This morning, Manhattan Borough President Scott Stringer and City Council Speaker Christine Quinn announced that collectively, they had dedicated $7 million in capital funds to build what’s being called Brooklyn Bridge Beach. The aim of the new site beneath the iconic span is to attract New Yorkers to the East River waterfront and blunt the impact of storm surges.

Along with other projects on the East River, the beach could contribute to a high-quality, continuous greenway.
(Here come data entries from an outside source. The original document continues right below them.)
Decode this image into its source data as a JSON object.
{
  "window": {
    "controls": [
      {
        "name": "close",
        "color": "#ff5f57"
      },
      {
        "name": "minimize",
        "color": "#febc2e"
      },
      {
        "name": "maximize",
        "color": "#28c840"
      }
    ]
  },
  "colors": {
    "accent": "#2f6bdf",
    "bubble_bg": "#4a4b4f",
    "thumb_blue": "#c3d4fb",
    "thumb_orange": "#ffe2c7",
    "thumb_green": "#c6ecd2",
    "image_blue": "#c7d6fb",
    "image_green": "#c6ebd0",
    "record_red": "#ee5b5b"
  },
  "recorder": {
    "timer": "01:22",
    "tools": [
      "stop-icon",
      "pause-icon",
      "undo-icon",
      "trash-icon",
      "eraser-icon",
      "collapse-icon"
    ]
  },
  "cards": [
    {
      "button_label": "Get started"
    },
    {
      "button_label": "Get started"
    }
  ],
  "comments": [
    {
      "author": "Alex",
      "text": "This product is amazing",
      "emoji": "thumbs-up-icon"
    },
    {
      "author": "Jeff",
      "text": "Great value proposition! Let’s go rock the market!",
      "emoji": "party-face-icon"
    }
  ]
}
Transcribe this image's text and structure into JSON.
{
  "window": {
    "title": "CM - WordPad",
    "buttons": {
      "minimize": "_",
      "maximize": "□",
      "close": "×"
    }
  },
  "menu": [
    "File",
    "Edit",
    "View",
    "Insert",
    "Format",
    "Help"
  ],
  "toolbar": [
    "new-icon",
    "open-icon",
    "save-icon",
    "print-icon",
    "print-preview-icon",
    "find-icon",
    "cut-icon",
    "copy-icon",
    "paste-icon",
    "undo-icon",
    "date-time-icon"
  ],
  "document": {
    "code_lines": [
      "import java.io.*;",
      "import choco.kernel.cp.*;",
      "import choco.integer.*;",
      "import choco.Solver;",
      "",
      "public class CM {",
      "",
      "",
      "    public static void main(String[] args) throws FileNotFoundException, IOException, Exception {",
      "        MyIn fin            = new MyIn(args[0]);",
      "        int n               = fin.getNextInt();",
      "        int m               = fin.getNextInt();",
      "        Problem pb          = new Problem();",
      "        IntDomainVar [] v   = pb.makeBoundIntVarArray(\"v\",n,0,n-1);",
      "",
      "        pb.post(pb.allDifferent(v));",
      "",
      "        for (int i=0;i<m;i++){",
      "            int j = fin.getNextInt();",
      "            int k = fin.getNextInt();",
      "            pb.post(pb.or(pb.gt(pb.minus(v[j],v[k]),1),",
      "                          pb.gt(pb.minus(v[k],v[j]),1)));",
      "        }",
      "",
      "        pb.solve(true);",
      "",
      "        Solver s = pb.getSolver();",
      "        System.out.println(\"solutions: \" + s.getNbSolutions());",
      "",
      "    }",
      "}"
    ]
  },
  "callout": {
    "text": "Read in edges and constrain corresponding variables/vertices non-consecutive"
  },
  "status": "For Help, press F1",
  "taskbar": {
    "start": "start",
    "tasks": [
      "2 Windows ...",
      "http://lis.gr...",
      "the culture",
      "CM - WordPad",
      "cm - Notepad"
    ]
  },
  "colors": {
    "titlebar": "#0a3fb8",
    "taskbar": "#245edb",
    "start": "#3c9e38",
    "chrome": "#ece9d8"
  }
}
But even as individual projects like the hypothetical beach gather momentum, planning for an East Side complement to the Hudson River Greenway remains scattered among a constellation of agencies and projects.

The beach is the first project to receive funding among the recommendations in the Blueway Plan, a vision for the waterfront between 38th Street and the Brooklyn Bridge released by Stringer and Assembly Member Brian Kavanagh in February. (The plan’s pricey highlight is a bridge deck over the FDR Drive near 14th Street that would improve access to East River Park and eliminate a pinch point in the greenway route.)

In February, Stringer said he was committing $3.5 million in capital funds to the construction of marshland along the riverfront; Quinn’s beach announcement signals the arrival of matching capital funds from the City Council, and Stringer hinted that more money could be on its way. ”This is now money that we can leverage with the state and federal government,” he said.

Despite the commitment of funds, there are still important details missing from the proposal for the 11,000 square-foot beach. Conceptual renderings were produced for the Blueway Plan by WXY architecture + urban design, but the proposal does not include a more developed design. There is no timeline for completion of the project, nor is there an estimate of how much it will cost. And it remains to be seen whether the beach project would bring significant upgrades to the East River Greenway, which currently runs underneath the FDR Drive at this location.

“I’m excited that the new plans include a bigger esplanade with seating,” Quinn said, “and lit walkways, which is great to make sure this area can get used more.” Gesturing at the accumulation of sand, debris, and garbage along the river, Quinn added: “You have a natural opportunity to build a beach here.”

The mayor’s office was notably absent from today’s announcement. Mayor Bloomberg’s proposal for “Seaport City,” a landfill development on the east side, is adjacent to the Brooklyn Bridge Beach site. When asked today how the beach might be affected by the mayor’s proposal, Stringer dodged the question, simply saying that elected officials are working together.

Moving north, a number of agencies are involved in planning the East River waterfront. NYC EDC is working on esplanade improvements from the Battery to Montgomery Street, and the Parks Department is spearheading a new park at Pier 42 and upgrades in East River Park. North of the Blueway Plan area, EDC is leading a planning process that promises to plug the East River Greenway gap from 38th Street to 60th Street, including a land swap deal with the United Nations.

The United Nations Development Corporation has to get things started through the city’s land use review process, or ULURP, which would kick off the land swap and a transfer of funds that would allow the city to build a section of the East River esplanade, Council Member Dan Garodnick told Streetsblog. “I think we should start this ULURP process as soon as possible,” Garodnick said. “As far as I’m concerned, we should move forward. It’s an important part of connecting our East Side greenway.”

The first new section of the greenway on tap for Garodnick’s district is the rehabilitation of Waterside Pier, a $13 million project funded by Con Edison to open riverfront access between 38th and 41st Streets. Garodnick said the city is right now determining the viability of repair versus replacement of the pier before bidding out contracts for the work.

“We’re working together to try to create a seamless connection. You’ve gotta take it piece by piece,” said Garodnick, who also announced this morning that he is dedicating $1 million in capital funds to a kayak launch and fishing access point at Stuyvesant Cove near 20th Street.

Other projects are also on the horizon, Kavanagh said, with some as small as improved lighting beneath the FDR Drive at 34th Street or coordination with DOT and other agencies to ensure that public works in the area advance the goal of filling in greenway connections. The lease for the Skyport parking garage at 23rd Street is set to expire in 2015. Kavanagh said there might be an opportunity for new park space there, which could open the door for further greenway improvements at that location.

Elected officials at today’s announcement repeatedly invoked greenways and parks along the Hudson River and the Brooklyn side of the East River as models where piecemeal progress has led to large-scale improvements. “Don’t wait until you have every last dollar. If you’ve got a pot of money that can do one part of the park, do it,” Quinn said.

“The goal with both the Blueway and the greenway is to create continuous access,” Kavanagh told Streetsblog. ”The West Side is one of the busiest pathways in the country. I think you’d expect something similar here.”